What this task involves: Using the listing below, extract each line that has the word "date" in it.

════════════════

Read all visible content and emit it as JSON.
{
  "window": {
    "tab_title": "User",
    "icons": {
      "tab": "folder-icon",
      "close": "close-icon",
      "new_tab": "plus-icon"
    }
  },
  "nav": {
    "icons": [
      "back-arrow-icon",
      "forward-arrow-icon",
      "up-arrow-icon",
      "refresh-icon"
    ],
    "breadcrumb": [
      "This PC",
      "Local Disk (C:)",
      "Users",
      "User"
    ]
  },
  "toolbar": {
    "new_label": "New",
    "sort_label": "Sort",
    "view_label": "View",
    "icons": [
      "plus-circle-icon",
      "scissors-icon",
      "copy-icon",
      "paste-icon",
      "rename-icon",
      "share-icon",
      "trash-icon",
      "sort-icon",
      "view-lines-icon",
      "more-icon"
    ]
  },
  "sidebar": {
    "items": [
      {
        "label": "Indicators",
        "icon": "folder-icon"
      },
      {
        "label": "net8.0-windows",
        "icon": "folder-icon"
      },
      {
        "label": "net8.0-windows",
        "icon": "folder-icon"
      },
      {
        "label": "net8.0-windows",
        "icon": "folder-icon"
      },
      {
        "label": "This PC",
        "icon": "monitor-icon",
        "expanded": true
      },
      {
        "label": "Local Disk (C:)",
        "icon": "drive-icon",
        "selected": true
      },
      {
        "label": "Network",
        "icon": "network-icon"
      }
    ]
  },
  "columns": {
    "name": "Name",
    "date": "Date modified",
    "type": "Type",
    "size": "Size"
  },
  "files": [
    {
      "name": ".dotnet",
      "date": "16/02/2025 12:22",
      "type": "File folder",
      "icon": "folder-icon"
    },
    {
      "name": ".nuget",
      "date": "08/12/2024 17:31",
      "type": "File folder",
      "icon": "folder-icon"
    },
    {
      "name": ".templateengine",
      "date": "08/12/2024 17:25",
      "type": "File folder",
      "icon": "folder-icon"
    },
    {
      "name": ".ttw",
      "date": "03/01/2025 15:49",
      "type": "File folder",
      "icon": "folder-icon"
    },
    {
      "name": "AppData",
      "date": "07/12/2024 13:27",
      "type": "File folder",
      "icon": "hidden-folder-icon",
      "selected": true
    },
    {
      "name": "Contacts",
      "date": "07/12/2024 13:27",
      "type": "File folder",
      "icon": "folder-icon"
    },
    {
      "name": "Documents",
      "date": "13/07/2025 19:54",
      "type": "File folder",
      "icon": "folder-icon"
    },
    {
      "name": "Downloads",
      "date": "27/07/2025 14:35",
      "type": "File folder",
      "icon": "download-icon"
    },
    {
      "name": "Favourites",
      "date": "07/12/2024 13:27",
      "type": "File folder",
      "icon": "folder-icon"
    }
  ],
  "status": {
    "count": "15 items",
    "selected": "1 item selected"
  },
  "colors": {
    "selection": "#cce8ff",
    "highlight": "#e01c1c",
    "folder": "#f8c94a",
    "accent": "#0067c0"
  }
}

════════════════

Result for this exercise:
    "date": "Date modified",
      "date": "16/02/2025 12:22",
      "date": "08/12/2024 17:31",
      "date": "08/12/2024 17:25",
      "date": "03/01/2025 15:49",
      "date": "07/12/2024 13:27",
      "date": "07/12/2024 13:27",
      "date": "13/07/2025 19:54",
      "date": "27/07/2025 14:35",
      "date": "07/12/2024 13:27",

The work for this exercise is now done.